Thirty-five years ago this week, the Viking 1 lander touched down on the surface of Mars, beginning an olympian mission of exploration lasting more than 6 years. Today, the Liquid Galaxy immersive Google Earth display lands at the Smithsonian National Air and Space Museum in Washington, DC, in the “Moving Beyond Earth” exhibit.
Photo by Mark Avino, Smithsonian National Air and Space Museum
It’s part of the museum's annual Mars Day! event, where visitors can learn about the red planet, past and future missions to Mars, and talk to scientists active in Mars research. Adding to the excitement, NASA has just announced the location of the landing site for the next mission to Mars, the Mars Science Laboratory. In November, this SUV-sized robot will make the leap into space and is expected to land in Gale Crater, to look for signs that Mars might have once harbored life.
Admission to the museum is free, so be sure to stop by the next time your travels take you to the capital of the United States.
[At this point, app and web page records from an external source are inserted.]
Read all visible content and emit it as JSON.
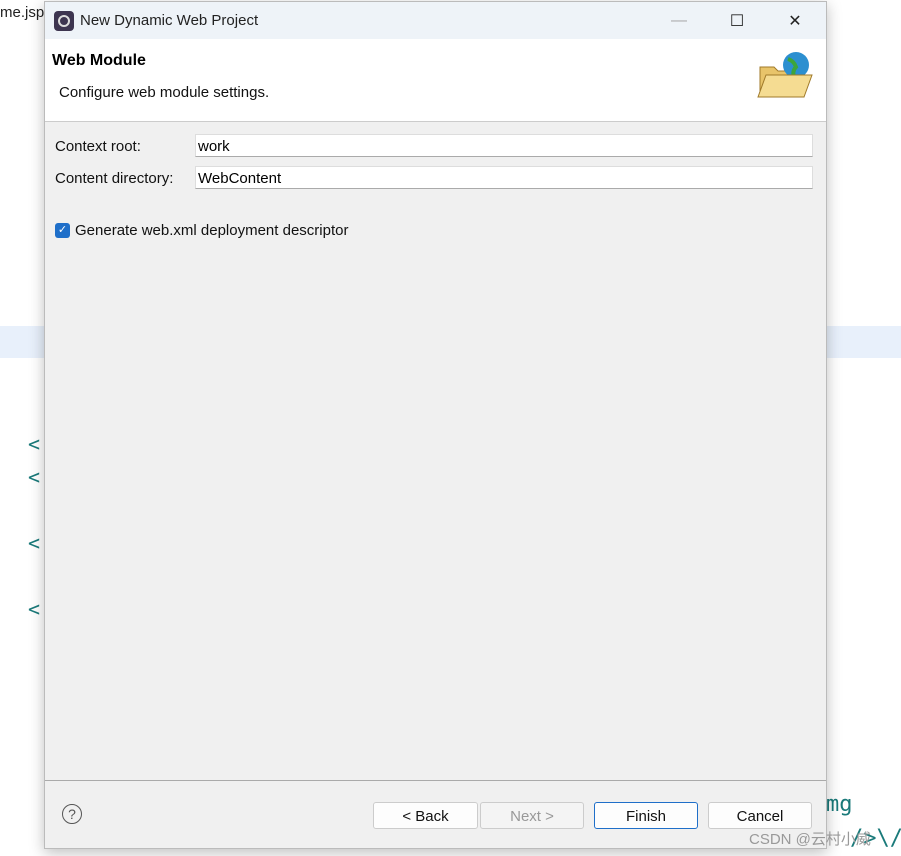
{
  "background": {
    "tab": "me.jsp",
    "code_fragment_1": "mg",
    "code_fragment_2": "/>\\/",
    "watermark": "CSDN @云村小威"
  },
  "dialog": {
    "title": "New Dynamic Web Project",
    "minimize": "—",
    "maximize": "☐",
    "close": "✕",
    "header": {
      "title": "Web Module",
      "subtitle": "Configure web module settings."
    },
    "fields": [
      {
        "label": "Context root:",
        "value": "work"
      },
      {
        "label": "Content directory:",
        "value": "WebContent"
      }
    ],
    "checkbox": {
      "label": "Generate web.xml deployment descriptor",
      "checked": true
    },
    "help": "?",
    "buttons": {
      "back": "< Back",
      "next": "Next >",
      "finish": "Finish",
      "cancel": "Cancel"
    }
  },
  "colors": {
    "accent": "#1f6fc9"
  }
}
While you’re there, enjoy the largest collection of historic spacecraft and aircraft in the world, including a proof test article of the Viking Mars Lander. (Of course, the Viking 1 lander itself took a one-way trip!)
If you can’t make the trip to Washington or Mars yourself, you can always explore the Martian surface from the comfort of your own home using Google Earth, checking out the progress of the current crop of robot explorers, seeing the latest imagery from orbiting satellites or scouting out the Mars Science Laboratory’s future landing site for yourself.